“We live in a small town — we’re all related,” she said, “and it’s caused quite a divide between those on that board, and then pretty much the rest of the shareholders.”

The suit says the corporation hasn’t made payments since the middle of 2022. The bank is seeking repayment, interest, and attorney’s fees. It lists equipment along with timber, proceeds, and property as collateral.

In a letter to shareholders on April 7, corporation leadership said their board “is united in every possible effort to address the allegations.”

Shari Jensen, the corporation’s CEO said in a written statement that they had no comment for this story. But as recently as October, Jensen told CoastAlaska that paying back the loans wouldn’t be a problem after they sell Yak Timber’s logging equipment.

“Banks don’t lend money to broke companies, they just don’t,” Jensen said. “And, you know, we had a business plan. And they bought into it.”

A large barge is one of the assets the bank AgWestFarm Credit is seeking in its lawsuit against Yak Timber. (Photo/Defend Yakutat)

History — Yak-Tat Kwaan becomes a corporation

The Yak-Tat Kwaan corporation was formed in the early 70s after the Alaska Native Claims Settlement Act took effect. The federal law exchanged Indigenous land rights for money, divvying up the remaining land among a few hundred village corporations. Those corporations are charged with making a profit for their shareholders. 

The Kwaan created its timber subsidiary in 2018 to harvest 21 million board feet of timber on its land. It logged about three-quarters of that, shipping nearly 4,000 log trucks worth of wood to China.

As Yak Timber pursued different logging projects, opposition grew among shareholders. Some wanted the corporation to seek other resource revenue such as carbon credits. Eventually, Yak Timber announced last fall that it would sell off its assets.

But the company continued to harvest timber at a place called Humpback Creek, which the local and regional tribal governments say is culturally and historically significant.

They, along with the regional corporation Sealaska, have requested Yak Timber stop logging there.

Shareholders take action in court

The corporation faces a lawsuit from shareholders as well. Some are worried that their land could be lost as collateral for their debt. Amanda Bremner is a cousin to the mayor.

“I am incredibly concerned not just for the risk to existing land, but for what this means for the future of our company and all of our shareholders,” she said.

Amanda Bremner and another shareholder, Jay Stevens, co-chair the Yaakwdáat Latínx’i Coalition that is seeking a change.

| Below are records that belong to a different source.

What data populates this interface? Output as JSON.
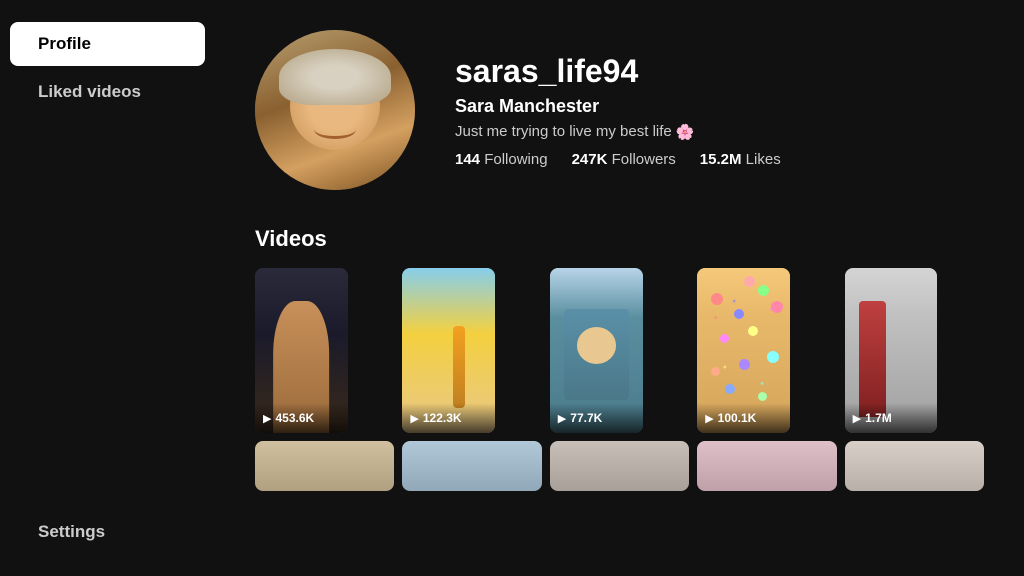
{
  "sidebar": {
    "items": [
      {
        "id": "profile",
        "label": "Profile",
        "active": true
      },
      {
        "id": "liked-videos",
        "label": "Liked videos",
        "active": false
      }
    ],
    "bottom_items": [
      {
        "id": "settings",
        "label": "Settings"
      }
    ]
  },
  "profile": {
    "username": "saras_life94",
    "display_name": "Sara Manchester",
    "bio": "Just me trying to live my best life",
    "bio_emoji": "🌸",
    "stats": {
      "following": {
        "value": "144",
        "label": "Following"
      },
      "followers": {
        "value": "247K",
        "label": "Followers"
      },
      "likes": {
        "value": "15.2M",
        "label": "Likes"
      }
    }
  },
  "videos_section": {
    "title": "Videos",
    "items": [
      {
        "views": "453.6K",
        "bg": "dark-portrait"
      },
      {
        "views": "122.3K",
        "bg": "beach-volleyball"
      },
      {
        "views": "77.7K",
        "bg": "indoor-selfie"
      },
      {
        "views": "100.1K",
        "bg": "crowd-dots"
      },
      {
        "views": "1.7M",
        "bg": "office-scene"
      }
    ]
  }
}
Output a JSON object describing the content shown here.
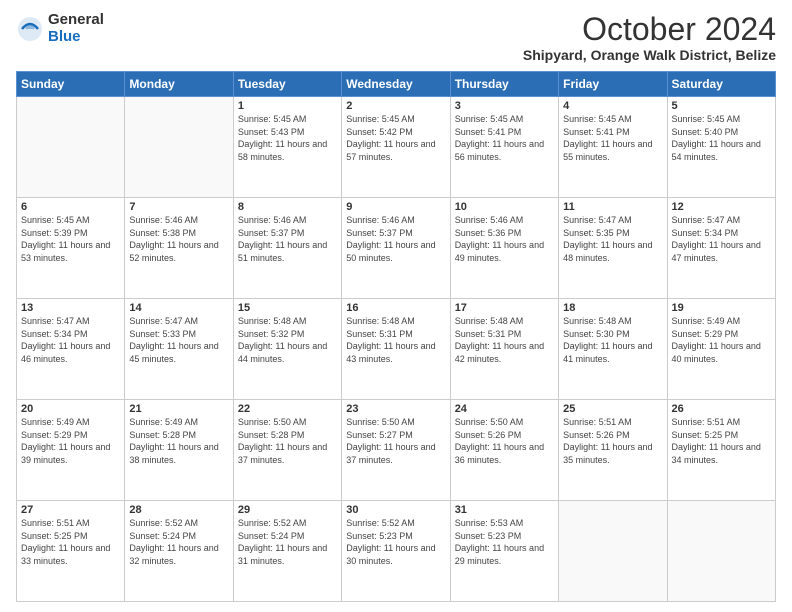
{
  "logo": {
    "general": "General",
    "blue": "Blue"
  },
  "title": "October 2024",
  "location": "Shipyard, Orange Walk District, Belize",
  "days_header": [
    "Sunday",
    "Monday",
    "Tuesday",
    "Wednesday",
    "Thursday",
    "Friday",
    "Saturday"
  ],
  "weeks": [
    [
      {
        "day": "",
        "sunrise": "",
        "sunset": "",
        "daylight": ""
      },
      {
        "day": "",
        "sunrise": "",
        "sunset": "",
        "daylight": ""
      },
      {
        "day": "1",
        "sunrise": "Sunrise: 5:45 AM",
        "sunset": "Sunset: 5:43 PM",
        "daylight": "Daylight: 11 hours and 58 minutes."
      },
      {
        "day": "2",
        "sunrise": "Sunrise: 5:45 AM",
        "sunset": "Sunset: 5:42 PM",
        "daylight": "Daylight: 11 hours and 57 minutes."
      },
      {
        "day": "3",
        "sunrise": "Sunrise: 5:45 AM",
        "sunset": "Sunset: 5:41 PM",
        "daylight": "Daylight: 11 hours and 56 minutes."
      },
      {
        "day": "4",
        "sunrise": "Sunrise: 5:45 AM",
        "sunset": "Sunset: 5:41 PM",
        "daylight": "Daylight: 11 hours and 55 minutes."
      },
      {
        "day": "5",
        "sunrise": "Sunrise: 5:45 AM",
        "sunset": "Sunset: 5:40 PM",
        "daylight": "Daylight: 11 hours and 54 minutes."
      }
    ],
    [
      {
        "day": "6",
        "sunrise": "Sunrise: 5:45 AM",
        "sunset": "Sunset: 5:39 PM",
        "daylight": "Daylight: 11 hours and 53 minutes."
      },
      {
        "day": "7",
        "sunrise": "Sunrise: 5:46 AM",
        "sunset": "Sunset: 5:38 PM",
        "daylight": "Daylight: 11 hours and 52 minutes."
      },
      {
        "day": "8",
        "sunrise": "Sunrise: 5:46 AM",
        "sunset": "Sunset: 5:37 PM",
        "daylight": "Daylight: 11 hours and 51 minutes."
      },
      {
        "day": "9",
        "sunrise": "Sunrise: 5:46 AM",
        "sunset": "Sunset: 5:37 PM",
        "daylight": "Daylight: 11 hours and 50 minutes."
      },
      {
        "day": "10",
        "sunrise": "Sunrise: 5:46 AM",
        "sunset": "Sunset: 5:36 PM",
        "daylight": "Daylight: 11 hours and 49 minutes."
      },
      {
        "day": "11",
        "sunrise": "Sunrise: 5:47 AM",
        "sunset": "Sunset: 5:35 PM",
        "daylight": "Daylight: 11 hours and 48 minutes."
      },
      {
        "day": "12",
        "sunrise": "Sunrise: 5:47 AM",
        "sunset": "Sunset: 5:34 PM",
        "daylight": "Daylight: 11 hours and 47 minutes."
      }
    ],
    [
      {
        "day": "13",
        "sunrise": "Sunrise: 5:47 AM",
        "sunset": "Sunset: 5:34 PM",
        "daylight": "Daylight: 11 hours and 46 minutes."
      },
      {
        "day": "14",
        "sunrise": "Sunrise: 5:47 AM",
        "sunset": "Sunset: 5:33 PM",
        "daylight": "Daylight: 11 hours and 45 minutes."
      },
      {
        "day": "15",
        "sunrise": "Sunrise: 5:48 AM",
        "sunset": "Sunset: 5:32 PM",
        "daylight": "Daylight: 11 hours and 44 minutes."
      },
      {
        "day": "16",
        "sunrise": "Sunrise: 5:48 AM",
        "sunset": "Sunset: 5:31 PM",
        "daylight": "Daylight: 11 hours and 43 minutes."
      },
      {
        "day": "17",
        "sunrise": "Sunrise: 5:48 AM",
        "sunset": "Sunset: 5:31 PM",
        "daylight": "Daylight: 11 hours and 42 minutes."
      },
      {
        "day": "18",
        "sunrise": "Sunrise: 5:48 AM",
        "sunset": "Sunset: 5:30 PM",
        "daylight": "Daylight: 11 hours and 41 minutes."
      },
      {
        "day": "19",
        "sunrise": "Sunrise: 5:49 AM",
        "sunset": "Sunset: 5:29 PM",
        "daylight": "Daylight: 11 hours and 40 minutes."
      }
    ],
    [
      {
        "day": "20",
        "sunrise": "Sunrise: 5:49 AM",
        "sunset": "Sunset: 5:29 PM",
        "daylight": "Daylight: 11 hours and 39 minutes."
      },
      {
        "day": "21",
        "sunrise": "Sunrise: 5:49 AM",
        "sunset": "Sunset: 5:28 PM",
        "daylight": "Daylight: 11 hours and 38 minutes."
      },
      {
        "day": "22",
        "sunrise": "Sunrise: 5:50 AM",
        "sunset": "Sunset: 5:28 PM",
        "daylight": "Daylight: 11 hours and 37 minutes."
      },
      {
        "day": "23",
        "sunrise": "Sunrise: 5:50 AM",
        "sunset": "Sunset: 5:27 PM",
        "daylight": "Daylight: 11 hours and 37 minutes."
      },
      {
        "day": "24",
        "sunrise": "Sunrise: 5:50 AM",
        "sunset": "Sunset: 5:26 PM",
        "daylight": "Daylight: 11 hours and 36 minutes."
      },
      {
        "day": "25",
        "sunrise": "Sunrise: 5:51 AM",
        "sunset": "Sunset: 5:26 PM",
        "daylight": "Daylight: 11 hours and 35 minutes."
      },
      {
        "day": "26",
        "sunrise": "Sunrise: 5:51 AM",
        "sunset": "Sunset: 5:25 PM",
        "daylight": "Daylight: 11 hours and 34 minutes."
      }
    ],
    [
      {
        "day": "27",
        "sunrise": "Sunrise: 5:51 AM",
        "sunset": "Sunset: 5:25 PM",
        "daylight": "Daylight: 11 hours and 33 minutes."
      },
      {
        "day": "28",
        "sunrise": "Sunrise: 5:52 AM",
        "sunset": "Sunset: 5:24 PM",
        "daylight": "Daylight: 11 hours and 32 minutes."
      },
      {
        "day": "29",
        "sunrise": "Sunrise: 5:52 AM",
        "sunset": "Sunset: 5:24 PM",
        "daylight": "Daylight: 11 hours and 31 minutes."
      },
      {
        "day": "30",
        "sunrise": "Sunrise: 5:52 AM",
        "sunset": "Sunset: 5:23 PM",
        "daylight": "Daylight: 11 hours and 30 minutes."
      },
      {
        "day": "31",
        "sunrise": "Sunrise: 5:53 AM",
        "sunset": "Sunset: 5:23 PM",
        "daylight": "Daylight: 11 hours and 29 minutes."
      },
      {
        "day": "",
        "sunrise": "",
        "sunset": "",
        "daylight": ""
      },
      {
        "day": "",
        "sunrise": "",
        "sunset": "",
        "daylight": ""
      }
    ]
  ]
}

Their lawsuit, filed on May 9 in Anchorage Superior Court, asks the court step in and force the corporation to hold an election for all nine seats on the board. Yak-Tat Kwaan hasn’t held an election in a couple of years, which led to a state fine.

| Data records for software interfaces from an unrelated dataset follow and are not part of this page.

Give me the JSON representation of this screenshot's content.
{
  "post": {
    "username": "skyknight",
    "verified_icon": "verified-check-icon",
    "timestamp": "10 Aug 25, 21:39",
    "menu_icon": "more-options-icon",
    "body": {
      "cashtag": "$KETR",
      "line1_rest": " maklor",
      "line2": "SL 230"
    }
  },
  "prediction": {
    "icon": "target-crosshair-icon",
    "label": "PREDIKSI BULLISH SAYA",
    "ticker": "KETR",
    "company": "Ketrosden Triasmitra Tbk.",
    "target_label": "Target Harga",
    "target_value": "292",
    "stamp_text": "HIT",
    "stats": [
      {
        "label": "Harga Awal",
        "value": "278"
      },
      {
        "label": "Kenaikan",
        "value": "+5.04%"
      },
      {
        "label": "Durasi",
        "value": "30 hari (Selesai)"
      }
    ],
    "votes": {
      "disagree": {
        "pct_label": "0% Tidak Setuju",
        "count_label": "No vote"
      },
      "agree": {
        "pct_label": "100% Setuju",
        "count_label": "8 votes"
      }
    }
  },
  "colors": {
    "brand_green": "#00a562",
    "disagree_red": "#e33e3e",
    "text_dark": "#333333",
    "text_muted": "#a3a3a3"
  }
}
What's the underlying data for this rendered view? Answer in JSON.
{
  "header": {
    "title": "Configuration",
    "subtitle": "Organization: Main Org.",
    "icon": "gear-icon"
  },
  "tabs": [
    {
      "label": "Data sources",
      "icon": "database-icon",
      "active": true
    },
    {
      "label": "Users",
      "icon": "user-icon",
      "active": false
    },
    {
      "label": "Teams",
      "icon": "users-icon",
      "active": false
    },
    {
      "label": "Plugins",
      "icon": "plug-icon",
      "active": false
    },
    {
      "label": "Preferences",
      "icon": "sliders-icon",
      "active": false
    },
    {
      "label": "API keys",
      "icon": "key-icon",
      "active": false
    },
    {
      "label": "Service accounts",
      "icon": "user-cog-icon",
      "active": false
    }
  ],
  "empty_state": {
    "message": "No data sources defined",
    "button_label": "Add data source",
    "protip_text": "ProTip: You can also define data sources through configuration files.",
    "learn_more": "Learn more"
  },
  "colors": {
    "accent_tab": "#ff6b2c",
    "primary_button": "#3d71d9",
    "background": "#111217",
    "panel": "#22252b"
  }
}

Yak-Tat Kwaan shareholder, Amanda Bremner poses with her son. She and another shareholder, Jay Stevens, co-chair the Yaakwdáat Latínx’i Coalition, which is seeking a change. They are taking the corporation to court, demanding a board election. (Photo courtesy of Amanda Bremner)

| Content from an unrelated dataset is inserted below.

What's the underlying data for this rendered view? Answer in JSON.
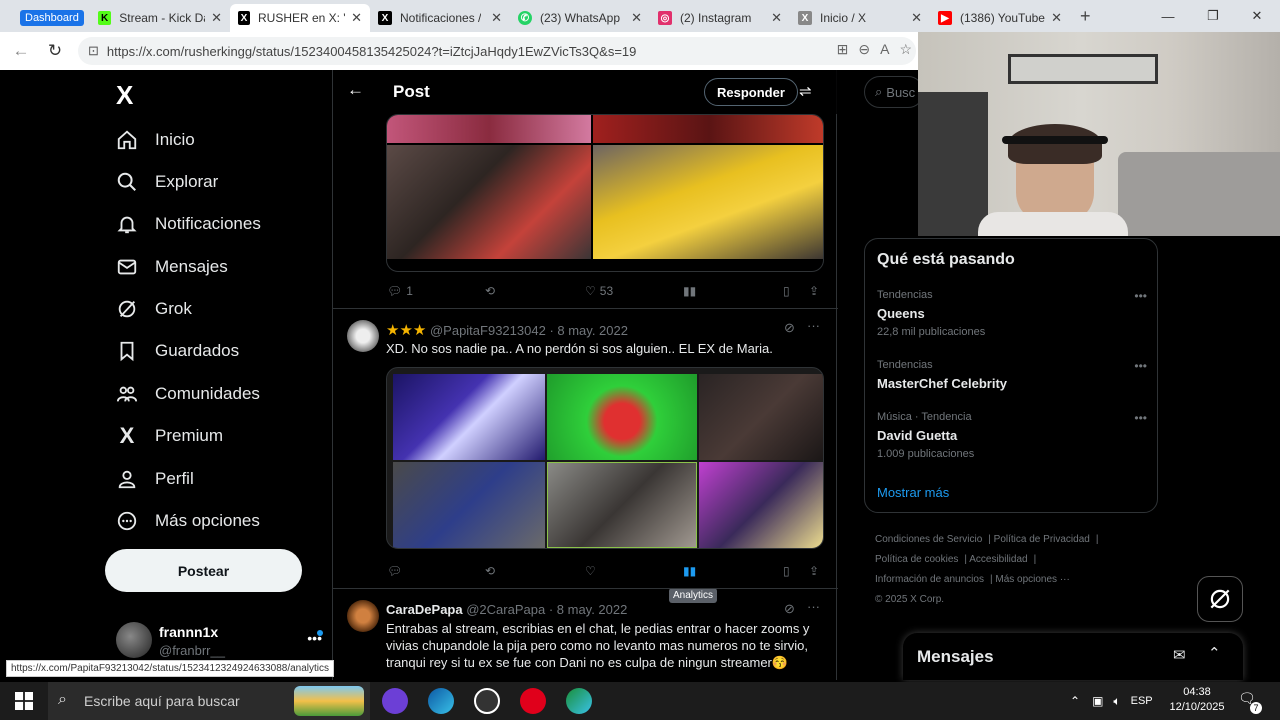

Amanda Bremner says taking the corporation to court was a difficult decision, but many shareholders share her goals.

“To see our corporation flourish and thrive and be successful and ethical and rooted in Indigenous value and to have business practices reflect that,” she said.

The loaning bank will not comment. Seattle-based law firm CAIRNCROSS HEMPELMANN is representing the bank. In an email, they said their client did not want to comment.

In a separate court filing, April 7, the bank seeks to repossess a tug and barge they loaned Yak Timber for $3.3 million in January of 2022. Later, on May 5, they asked the court to ban the corporation from moving the barge, saying it was uninsured. The corporation has disputed this and filed its own motions.

Yak Timber has its own lawsuit playing out. It filed a suit November 18 accusing Bethel Environmental Solutions, an Alaska Native-owned environmental consulting firm, of owing them $443,912 for charter services.